- In addition to the normal control equipment used for a fire alarm system, the controls for an emergency voice alarm communications system includes some or all of the following:
- Tone generators
- Logic for complex switching decisions
- Storage media for recorded messages
- Speaker circuit controls
- The voice messages transmitted over an EVACS may be either pre-recorded or live.
Fire Command Center
Minimum Computer System Requirements
- Each emergency voice alarm communications system typically requires a fire command center (FCC). The fire command center is generally used by the fire department incident commander (IC) as a command post during the fire.

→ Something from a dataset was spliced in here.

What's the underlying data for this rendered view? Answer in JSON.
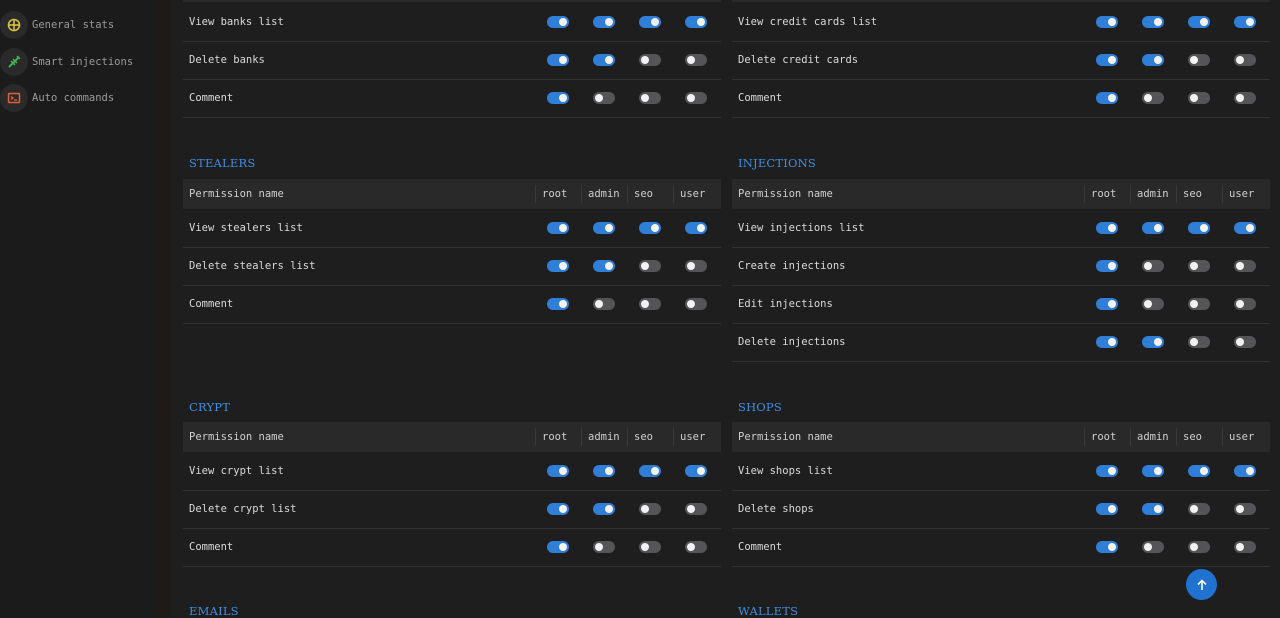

From the FCC the incident commander can:
- Control communications within the building
- Track the progress of fire suppression operations
- Monitor the status of the fire protection and life safety systems in the building
- The fire command center must be provided at the building entrance or other location approved by the authority having jurisdiction.
- In some cases, the fire command center is combined with control centers for other building operations, such as security or building system management.
- In addition to providing a method of transmitting messages to the building occupants, some EVACS are designed to provide two-way communication between the fire command center and emergency responders in the building.
- These two-way communication circuits are intended primarily for use by the public fire department, but may also be used by civilian fire wardens.
Continuing Education Units (CEU):
Expected Duration (hours):